How Uzbekistan Became A Hotbed For Violent Extremism And Radicalism

Jesselyn Cook
Uzbekistan, the native country of the suspect in Tuesday’s terrorist attack in Manhattan, is a former Soviet Union republic that under a repressive government has become a hotbed for radicalism, Islamist extremism and terrorist recruitment.

Uzbekistan, the native country of the suspect in Tuesday’s terrorist attack in Manhattan, is a former Soviet Union republic that under a repressive government has become a hotbed for radicalism, Islamist extremism and terrorist recruitment.

This year alone, one Uzbek national shot 39 people to death at an Istanbul nightclub on New Year Day, and in April another plowed a hijacked truck into pedestrians in Stockholm, killing five.

In the New York attack, Sayfullo Habibullaevic Saipov, 29, allegedly drove a rented truck onto a bicycle path, killing eight people and injuring 12 others. Saipov, who is in custody, reportedly moved to the United States in 2010 on a green card, which allows him permanent residence.

Details on Saipov’s ideology and ties to his native country remain unclear, but authorities say that in a note found at the scene, he claimed he attacked on behalf of the so-called Islamic State militant group. Saipov had become “radicalized domestically” after coming to the U.S., according to New York Gov. Andrew Cuomo (D).

Terrorist groups like ISIS have drawn many fighters from Central Asian nations, especially Uzbekistan and Kyrgyzstan. Neither country is included among those directly affected by U.S. President Donald Trump’s travel ban or refugee restrictions, though he said Tuesday that he had ordered the Department of Homeland Security “to step up” his administration’s “extreme vetting program” for immigrants.

Regional issues including a deep economic recession, corruption and state-sanctioned persecution in Uzbekistan have fostered an environment of desperation, increasing the likelihood of its citizens being radicalized by groups like ISIS.

According to the latest figures from the International Centre for the Study of Radicalization and Political Violence, published in 2015, some 500 Uzbeks are fighting with Sunni militant organizations in Iraq and Syria.

The country, situated north of Afghanistan and with a population of about 32 million, has long grappled with threats posed by domestic terror groups, like the Islamic Movement of Uzbekistan. The group was created in 1988 to establish an Islamist state. It sought to overthrow longtime authoritarian leader Islam Karimov and his anti-Islamist policies, but has repositioned itself as an ally of al-Qaeda and the Taliban and publicly pledged allegiance to ISIS in 2015. The U.S. designated the IMU as a foreign terrorist organization in 2000.

Uzbek President Shavkat Mirziyoyev, who came to power following Karimov’s death in 2016, responded to Tuesday’s attack by extending his condolences in a letter to Trump, and offered “to use all the forces and means to assist in the investigation of this terrorist act.” His election marked Uzbekistan’s first major political transition since it gained independence in 1991.

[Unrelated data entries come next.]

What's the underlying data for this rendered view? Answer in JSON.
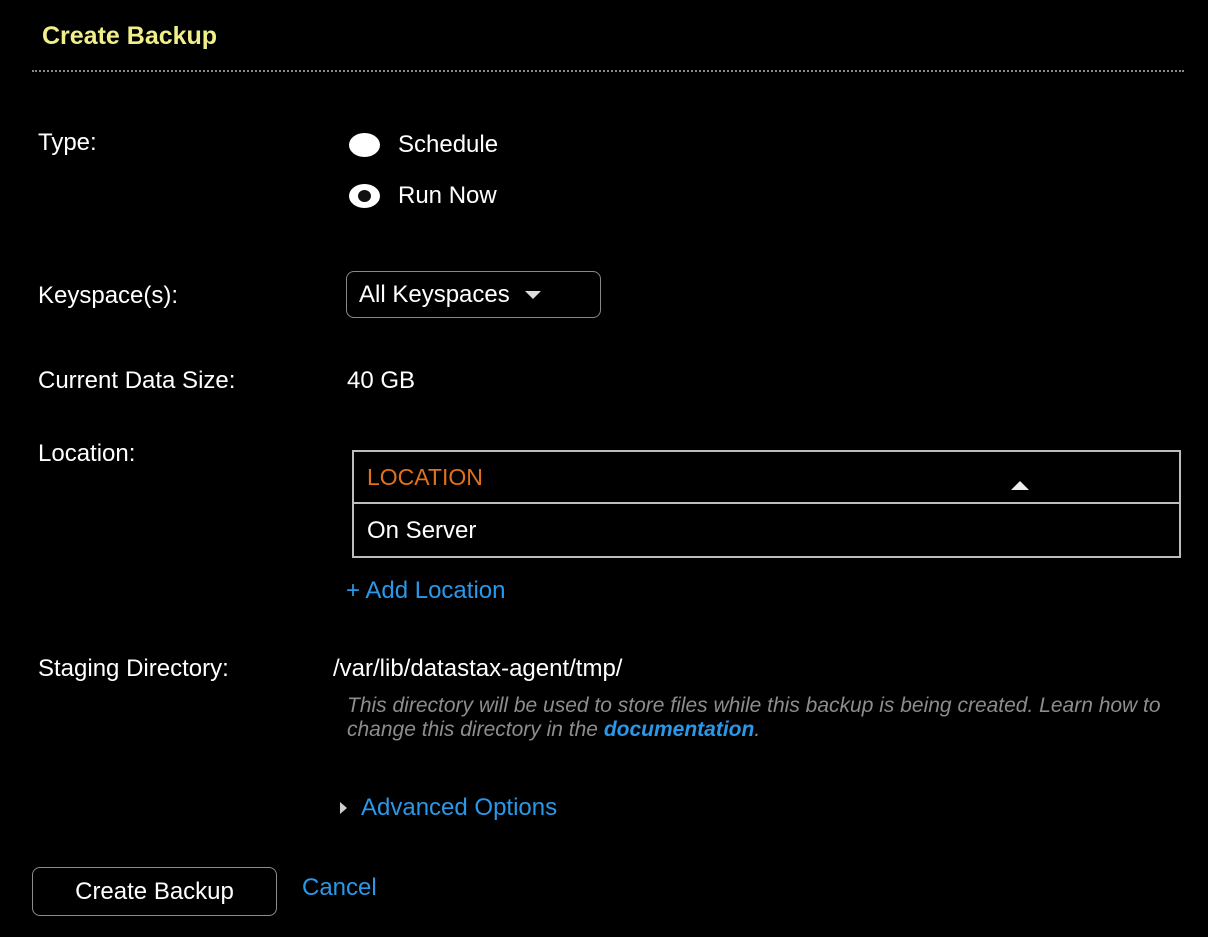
{
  "dialog": {
    "title": "Create Backup",
    "accent_color": "#f1ef8a"
  },
  "type": {
    "label": "Type:",
    "options": [
      {
        "label": "Schedule",
        "selected": false
      },
      {
        "label": "Run Now",
        "selected": true
      }
    ]
  },
  "keyspaces": {
    "label": "Keyspace(s):",
    "selected": "All Keyspaces"
  },
  "data_size": {
    "label": "Current Data Size:",
    "value": "40 GB"
  },
  "location": {
    "label": "Location:",
    "column_header": "LOCATION",
    "header_color": "#e0701c",
    "rows": [
      "On Server"
    ],
    "add_link": "+ Add Location"
  },
  "staging": {
    "label": "Staging Directory:",
    "value": "/var/lib/datastax-agent/tmp/",
    "help_before": "This directory will be used to store files while this backup is being created. Learn how to change this directory in the ",
    "help_link": "documentation",
    "help_after": "."
  },
  "advanced": {
    "label": "Advanced Options"
  },
  "actions": {
    "submit_label": "Create Backup",
    "cancel_label": "Cancel",
    "link_color": "#2a98e8"
  }
}
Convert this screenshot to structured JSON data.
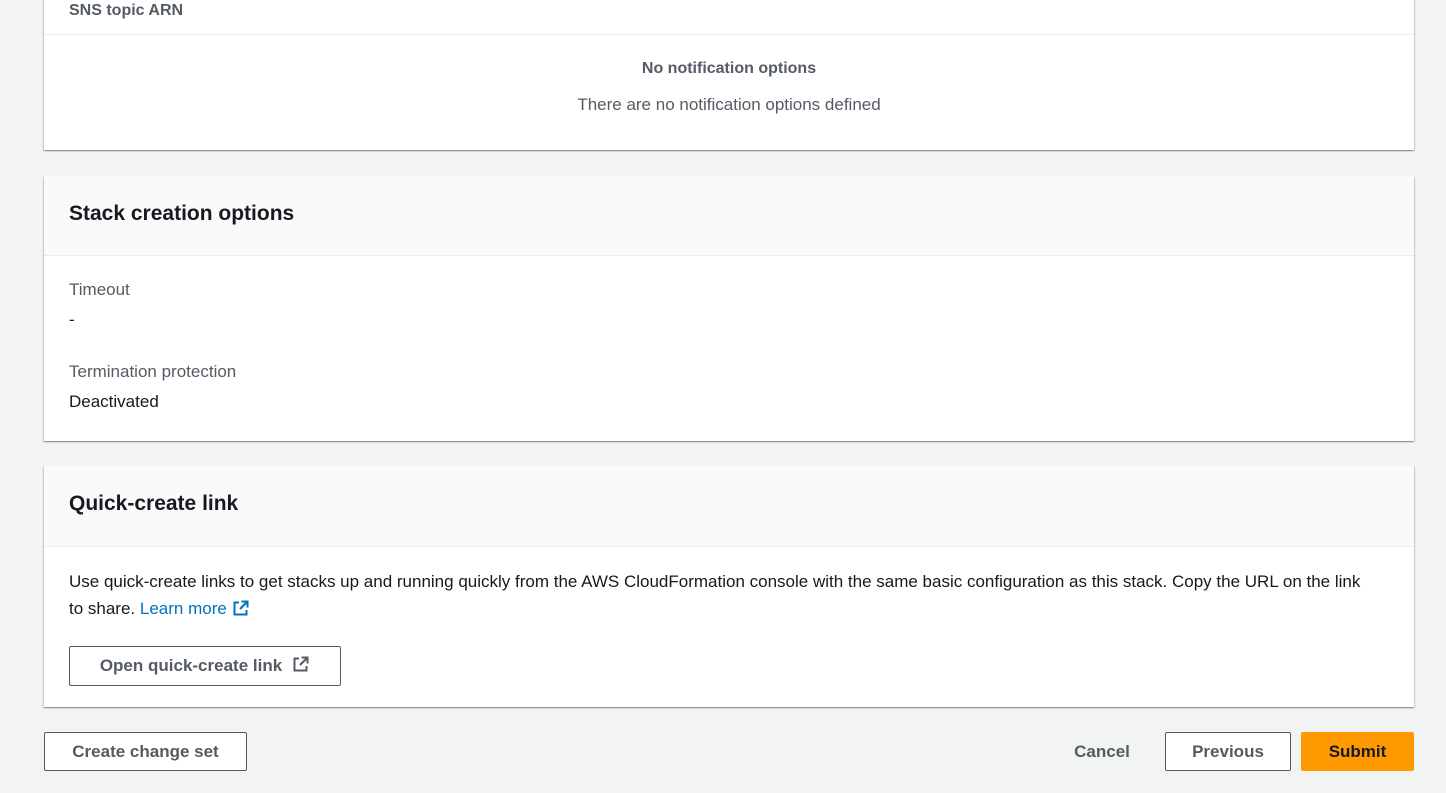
{
  "notifications": {
    "column_header": "SNS topic ARN",
    "empty_title": "No notification options",
    "empty_description": "There are no notification options defined"
  },
  "stack_creation": {
    "title": "Stack creation options",
    "timeout_label": "Timeout",
    "timeout_value": "-",
    "termination_label": "Termination protection",
    "termination_value": "Deactivated"
  },
  "quick_create": {
    "title": "Quick-create link",
    "description": "Use quick-create links to get stacks up and running quickly from the AWS CloudFormation console with the same basic configuration as this stack. Copy the URL on the link to share.",
    "learn_more": "Learn more",
    "open_button": "Open quick-create link",
    "icon": "external-link-icon"
  },
  "footer": {
    "create_change_set": "Create change set",
    "cancel": "Cancel",
    "previous": "Previous",
    "submit": "Submit"
  },
  "colors": {
    "accent": "#ff9900",
    "link": "#0073bb",
    "background": "#f2f3f3"
  }
}
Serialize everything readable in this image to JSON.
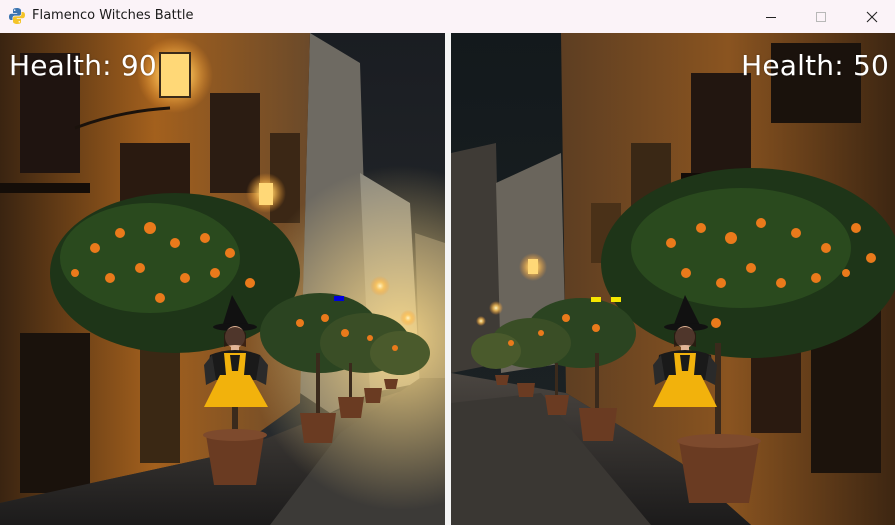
{
  "window": {
    "title": "Flamenco Witches Battle",
    "icon": "python-icon",
    "controls": [
      "minimize-icon",
      "maximize-icon",
      "close-icon"
    ]
  },
  "players": [
    {
      "side": "left",
      "health_label": "Health: 90",
      "health": 90,
      "marker_color": "#0000dd"
    },
    {
      "side": "right",
      "health_label": "Health: 50",
      "health": 50,
      "marker_color": "#f5e600"
    }
  ],
  "colors": {
    "title_bar": "#fbf3f8",
    "divider": "#f4f4f4",
    "dress": "#f2b20c",
    "lamp_glow": "#ffcf6a"
  }
}
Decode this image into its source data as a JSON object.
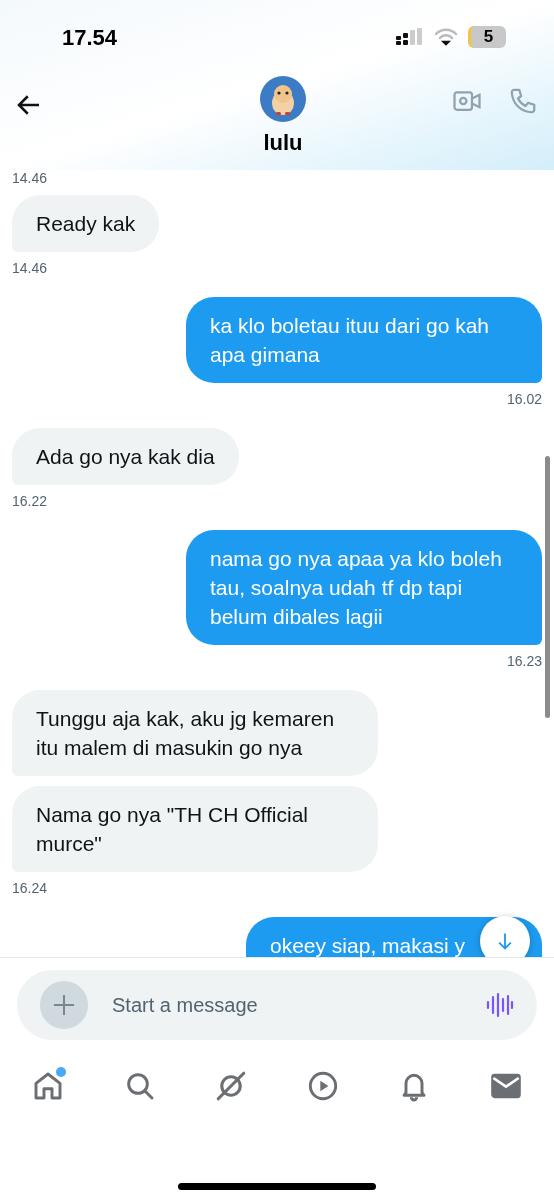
{
  "status_bar": {
    "time": "17.54",
    "battery": "5"
  },
  "header": {
    "name": "lulu"
  },
  "messages": [
    {
      "kind": "time_only",
      "time": "14.46"
    },
    {
      "kind": "incoming",
      "text": "Ready kak",
      "time": "14.46"
    },
    {
      "kind": "outgoing",
      "text": "ka klo boletau ituu dari go kah apa gimana",
      "time": "16.02"
    },
    {
      "kind": "incoming",
      "text": "Ada go nya kak dia",
      "time": "16.22"
    },
    {
      "kind": "outgoing",
      "text": "nama go nya apaa ya klo boleh tau, soalnya udah tf dp tapi belum dibales lagii",
      "time": "16.23"
    },
    {
      "kind": "incoming",
      "text": "Tunggu aja kak, aku jg kemaren itu malem di masukin go nya"
    },
    {
      "kind": "incoming",
      "text": "Nama go nya \"TH CH Official murce\"",
      "time": "16.24"
    },
    {
      "kind": "outgoing",
      "text": "okeey siap, makasi y"
    }
  ],
  "composer": {
    "placeholder": "Start a message"
  },
  "nav": [
    {
      "kind": "home",
      "selected": false,
      "dot": true
    },
    {
      "kind": "search",
      "selected": false,
      "dot": false
    },
    {
      "kind": "grok",
      "selected": false,
      "dot": false
    },
    {
      "kind": "video",
      "selected": false,
      "dot": false
    },
    {
      "kind": "bell",
      "selected": false,
      "dot": false
    },
    {
      "kind": "mail",
      "selected": true,
      "dot": false
    }
  ]
}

Under Karimov, Uzbek authorities detained thousands of political prisoners, regularly tortured inmates, violently repressed dissent and waged other forms of abuse against citizens, including children, according to Human Rights Watch.

Mirziyoyev “has taken some positive steps to improve the human rights situation” in Uzbekistan, according to a recent report by the human rights group, such releasing political prisoners, easing certain restrictions on free expression and increasing government accountability. But the government “should now transform [those steps] into institutional change and sustainable improvements,” the report said.

Mirziyoyev’s government remains concerned about the infiltration of violent extremists from neighboring nations including Tajikistan and Turkmenistan, and has focused on improving cross-border relations with these countries, according to the U.S. Department of State. However, Uzbek authorities restrict information on internal matters, the department said, which makes it difficult to understand the extent of the country’s terrorist threat and the effectiveness of its counterterrorism efforts.  

  • This article originally appeared on HuffPost.